Article excerpt

With the ongoing reduction of tariff end customs barriers worldwide, increasing attention is being paid to the effects of anticompetitive markets and uneven application of competition laws on international trade. Private litigation has begun to explore the links between competition law and international trade, as reflected in recent high-profile cases such as the petitions filed last year by Kodak(1) and the U.S. pipe and tube industry(2) under Section 301 of the Trade Act of 1974.(3) National governments and international organizations now openly acknowledge that vigorous application of competition law can promote international trade.(4) The international community has identified competition policy as one of the new generation of trade issues to be addressed in upcoming trade discussions.(5) There is already a lively debate in the academic community and among policy-makers over whether a comprehensive international competition code should be developed, or alternatively whether a multilateral organization should pursue a more general set of principles.(6)

This question is not a new one for regional trade arrangements. The larger and more prominent regional economic arrangements involving industrialized countries, such as the European Union (EU), the Australia-New Zealand Closer Economic Relations Trade Agreement (ANZCERTA), and the North American Free Trade Agreement (NAFTA), have all dealt, directly or indirectly, with the issue of harmonizing competition laws and practices among member countries.(7) Regulation of competition has been a less important issue in regional economic arrangements involving less industrialized countries, but even in those arrangements it has received increasing attention.(8) For example, the member countries of the Andean Pact recently adopted standards for addressing regional market distortions caused by anticompetitive practices.(9)

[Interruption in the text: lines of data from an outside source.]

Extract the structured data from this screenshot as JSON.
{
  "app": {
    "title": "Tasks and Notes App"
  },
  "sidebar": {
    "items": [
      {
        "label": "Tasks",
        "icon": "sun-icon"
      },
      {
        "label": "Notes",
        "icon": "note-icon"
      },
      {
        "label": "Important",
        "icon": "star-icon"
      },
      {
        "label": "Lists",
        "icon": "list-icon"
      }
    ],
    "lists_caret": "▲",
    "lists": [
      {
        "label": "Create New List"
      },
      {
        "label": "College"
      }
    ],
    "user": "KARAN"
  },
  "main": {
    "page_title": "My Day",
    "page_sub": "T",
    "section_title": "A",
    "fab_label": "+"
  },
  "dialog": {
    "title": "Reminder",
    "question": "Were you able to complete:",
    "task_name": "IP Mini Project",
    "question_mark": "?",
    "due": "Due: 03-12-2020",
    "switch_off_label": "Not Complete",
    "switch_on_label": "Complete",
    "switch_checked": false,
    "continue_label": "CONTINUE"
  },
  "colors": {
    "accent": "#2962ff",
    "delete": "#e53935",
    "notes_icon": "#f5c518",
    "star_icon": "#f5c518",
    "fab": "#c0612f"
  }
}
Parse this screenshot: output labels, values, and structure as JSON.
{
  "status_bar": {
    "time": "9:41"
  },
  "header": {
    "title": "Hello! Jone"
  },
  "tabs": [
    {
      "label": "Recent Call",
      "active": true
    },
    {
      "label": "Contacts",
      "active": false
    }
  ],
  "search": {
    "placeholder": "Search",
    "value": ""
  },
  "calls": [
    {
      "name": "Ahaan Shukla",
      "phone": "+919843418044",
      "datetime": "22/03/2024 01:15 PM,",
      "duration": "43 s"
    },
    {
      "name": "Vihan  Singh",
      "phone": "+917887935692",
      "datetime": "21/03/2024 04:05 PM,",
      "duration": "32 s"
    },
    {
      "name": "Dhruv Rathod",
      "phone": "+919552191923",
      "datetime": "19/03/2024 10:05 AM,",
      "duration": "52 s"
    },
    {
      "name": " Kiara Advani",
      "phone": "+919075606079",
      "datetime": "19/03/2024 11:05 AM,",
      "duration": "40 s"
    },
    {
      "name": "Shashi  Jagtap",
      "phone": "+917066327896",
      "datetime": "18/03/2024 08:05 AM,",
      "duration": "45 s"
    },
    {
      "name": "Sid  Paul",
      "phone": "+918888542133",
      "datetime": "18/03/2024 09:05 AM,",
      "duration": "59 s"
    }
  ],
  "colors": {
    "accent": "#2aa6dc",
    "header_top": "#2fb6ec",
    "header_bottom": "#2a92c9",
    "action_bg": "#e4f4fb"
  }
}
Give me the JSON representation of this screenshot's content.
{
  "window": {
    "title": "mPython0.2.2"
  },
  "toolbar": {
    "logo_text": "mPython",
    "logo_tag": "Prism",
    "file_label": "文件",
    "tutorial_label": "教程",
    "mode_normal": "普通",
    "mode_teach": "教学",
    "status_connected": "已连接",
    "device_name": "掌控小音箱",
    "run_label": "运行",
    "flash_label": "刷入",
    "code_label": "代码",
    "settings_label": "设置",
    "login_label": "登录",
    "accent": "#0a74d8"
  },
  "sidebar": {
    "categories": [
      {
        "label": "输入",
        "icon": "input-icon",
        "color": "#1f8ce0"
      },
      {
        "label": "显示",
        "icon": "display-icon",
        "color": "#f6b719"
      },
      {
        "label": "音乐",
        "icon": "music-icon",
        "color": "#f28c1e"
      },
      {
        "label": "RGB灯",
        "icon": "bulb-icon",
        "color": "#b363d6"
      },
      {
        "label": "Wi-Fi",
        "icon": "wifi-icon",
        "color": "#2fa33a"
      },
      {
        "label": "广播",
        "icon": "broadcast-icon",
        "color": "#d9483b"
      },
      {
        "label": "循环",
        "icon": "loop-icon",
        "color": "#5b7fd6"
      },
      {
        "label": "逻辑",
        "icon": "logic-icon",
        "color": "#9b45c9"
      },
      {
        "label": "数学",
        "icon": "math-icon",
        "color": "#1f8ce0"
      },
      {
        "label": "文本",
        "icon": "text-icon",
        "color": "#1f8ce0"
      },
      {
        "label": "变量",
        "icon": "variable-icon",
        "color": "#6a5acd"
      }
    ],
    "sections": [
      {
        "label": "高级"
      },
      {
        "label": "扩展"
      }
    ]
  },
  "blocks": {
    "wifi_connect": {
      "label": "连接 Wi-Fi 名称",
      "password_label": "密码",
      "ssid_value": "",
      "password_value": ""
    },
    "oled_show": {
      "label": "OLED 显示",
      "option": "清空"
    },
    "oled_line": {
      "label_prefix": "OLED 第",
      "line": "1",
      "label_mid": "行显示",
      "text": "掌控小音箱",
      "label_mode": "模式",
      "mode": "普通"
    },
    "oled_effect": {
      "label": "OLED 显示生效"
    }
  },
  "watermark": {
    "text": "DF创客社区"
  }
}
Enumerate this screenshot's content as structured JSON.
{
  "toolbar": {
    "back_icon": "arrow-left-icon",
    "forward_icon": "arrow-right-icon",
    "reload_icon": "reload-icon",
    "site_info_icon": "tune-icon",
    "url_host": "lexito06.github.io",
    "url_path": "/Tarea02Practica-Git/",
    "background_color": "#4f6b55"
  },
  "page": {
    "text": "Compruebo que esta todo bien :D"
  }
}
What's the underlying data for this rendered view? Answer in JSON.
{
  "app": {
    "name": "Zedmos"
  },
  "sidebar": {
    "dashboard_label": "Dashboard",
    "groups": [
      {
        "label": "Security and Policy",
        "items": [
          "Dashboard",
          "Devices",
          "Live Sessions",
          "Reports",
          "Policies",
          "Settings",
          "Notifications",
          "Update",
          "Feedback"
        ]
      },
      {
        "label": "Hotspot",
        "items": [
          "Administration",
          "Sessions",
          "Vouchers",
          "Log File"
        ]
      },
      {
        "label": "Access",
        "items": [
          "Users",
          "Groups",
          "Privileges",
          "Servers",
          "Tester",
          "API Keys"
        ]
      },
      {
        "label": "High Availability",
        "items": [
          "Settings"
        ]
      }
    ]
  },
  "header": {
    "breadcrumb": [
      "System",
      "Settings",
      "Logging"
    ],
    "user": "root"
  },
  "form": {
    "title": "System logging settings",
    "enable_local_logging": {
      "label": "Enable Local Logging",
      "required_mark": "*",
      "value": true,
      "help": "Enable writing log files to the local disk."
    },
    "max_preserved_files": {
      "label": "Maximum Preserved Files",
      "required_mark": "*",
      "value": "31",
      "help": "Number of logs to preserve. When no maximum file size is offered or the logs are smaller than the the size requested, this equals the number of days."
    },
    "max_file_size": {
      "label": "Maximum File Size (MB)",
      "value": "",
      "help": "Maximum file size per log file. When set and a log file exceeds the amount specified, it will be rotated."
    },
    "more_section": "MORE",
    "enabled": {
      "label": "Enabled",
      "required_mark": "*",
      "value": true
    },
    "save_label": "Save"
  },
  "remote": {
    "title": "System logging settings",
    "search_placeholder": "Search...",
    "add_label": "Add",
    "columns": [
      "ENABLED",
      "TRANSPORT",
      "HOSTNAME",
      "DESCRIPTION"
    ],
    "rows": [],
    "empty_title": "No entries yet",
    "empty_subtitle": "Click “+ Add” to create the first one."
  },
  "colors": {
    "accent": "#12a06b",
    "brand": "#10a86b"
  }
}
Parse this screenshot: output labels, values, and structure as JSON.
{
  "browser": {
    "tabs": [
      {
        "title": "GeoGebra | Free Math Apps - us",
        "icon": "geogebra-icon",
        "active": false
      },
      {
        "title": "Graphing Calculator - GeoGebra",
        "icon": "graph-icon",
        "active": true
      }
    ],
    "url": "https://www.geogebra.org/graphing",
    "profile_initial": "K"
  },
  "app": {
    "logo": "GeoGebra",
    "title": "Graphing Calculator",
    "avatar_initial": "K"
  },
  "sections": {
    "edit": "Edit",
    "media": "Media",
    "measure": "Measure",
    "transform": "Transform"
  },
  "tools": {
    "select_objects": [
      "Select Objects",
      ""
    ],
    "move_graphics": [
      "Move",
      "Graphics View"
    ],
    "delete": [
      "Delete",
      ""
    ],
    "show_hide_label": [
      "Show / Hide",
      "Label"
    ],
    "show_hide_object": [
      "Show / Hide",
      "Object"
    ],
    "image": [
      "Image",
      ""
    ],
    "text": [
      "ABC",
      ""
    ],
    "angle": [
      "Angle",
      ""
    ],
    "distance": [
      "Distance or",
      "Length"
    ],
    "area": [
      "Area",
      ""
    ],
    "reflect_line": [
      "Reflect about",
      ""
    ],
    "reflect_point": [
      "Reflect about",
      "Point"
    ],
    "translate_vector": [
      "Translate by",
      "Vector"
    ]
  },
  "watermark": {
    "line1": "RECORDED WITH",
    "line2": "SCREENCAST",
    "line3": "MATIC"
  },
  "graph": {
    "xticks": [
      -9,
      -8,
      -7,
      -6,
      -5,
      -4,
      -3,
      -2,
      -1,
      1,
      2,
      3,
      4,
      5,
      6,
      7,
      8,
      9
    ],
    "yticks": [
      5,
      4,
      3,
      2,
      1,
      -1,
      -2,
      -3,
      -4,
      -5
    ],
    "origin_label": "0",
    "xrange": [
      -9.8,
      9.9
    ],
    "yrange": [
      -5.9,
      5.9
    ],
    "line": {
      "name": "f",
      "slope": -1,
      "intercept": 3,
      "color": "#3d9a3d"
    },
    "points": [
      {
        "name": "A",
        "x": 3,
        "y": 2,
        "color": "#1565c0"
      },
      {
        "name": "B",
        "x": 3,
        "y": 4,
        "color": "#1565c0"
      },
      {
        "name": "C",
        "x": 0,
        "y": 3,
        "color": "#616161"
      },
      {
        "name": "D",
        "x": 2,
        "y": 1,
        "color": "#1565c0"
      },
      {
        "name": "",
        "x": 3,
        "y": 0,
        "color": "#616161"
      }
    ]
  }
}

The degree and types of harmonization adopted by regional arrangements have varied, however, from the creation of a supranational competition law and enforcement authority--as in the EU--to the more general undertaking in NAFTA that the parties shall "adopt or maintain measures to proscribe anti-competitive business conduct and take appropriate action with respect thereto."(10) The issue continues to attract significant attention and study by these organizations. For example, NAFTA established a Working Group under Article 1504 for the specific purpose of studying issues related to the competition laws of the member states.(11) A Working Group on competition policy is expected to be created in connection with discussions involving the Free Trade Area of the Americas.(12) At the most recent forum of the Asia-Pacific Economic Cooperation (APEC), participants agreed to study ways to cooperate in the area of competition policy.(13)

The experience of these regional arrangements provides a helpful guide to the issues that arise when nations attempt to harmonize competition laws and practices and to the different approaches available. The purpose of this paper is to explore those issues and approaches. Part I examines the threshold question of what is meant by harmonizing competition law. While harmonization is most commonly thought of as addressing substantive legal standards, harmonization of procedural rules and enforcement priorities is often at least as important to achieving the objective of expanded regional trade. Part II discusses the principal types of anticompetitive practices that need to be addressed by regional harmonization efforts, whether by harmonizing substantive legal standards (for example, in the creation of a competition "code") or by harmonizing procedural rules or enforcement. Finally, Part III briefly describes the efforts of several regional arrangements to harmonize and coordinate the competition laws and policies of member states.

I. THE ELEMENTS OF COMPETITION LAW HARMONIZATION

Harmonization of competition laws and policies can occur at three distinct levels: (1) substantive law, (2) procedural requirements, such as notification of mergers and acquisitions, and (3) enforcement practices. …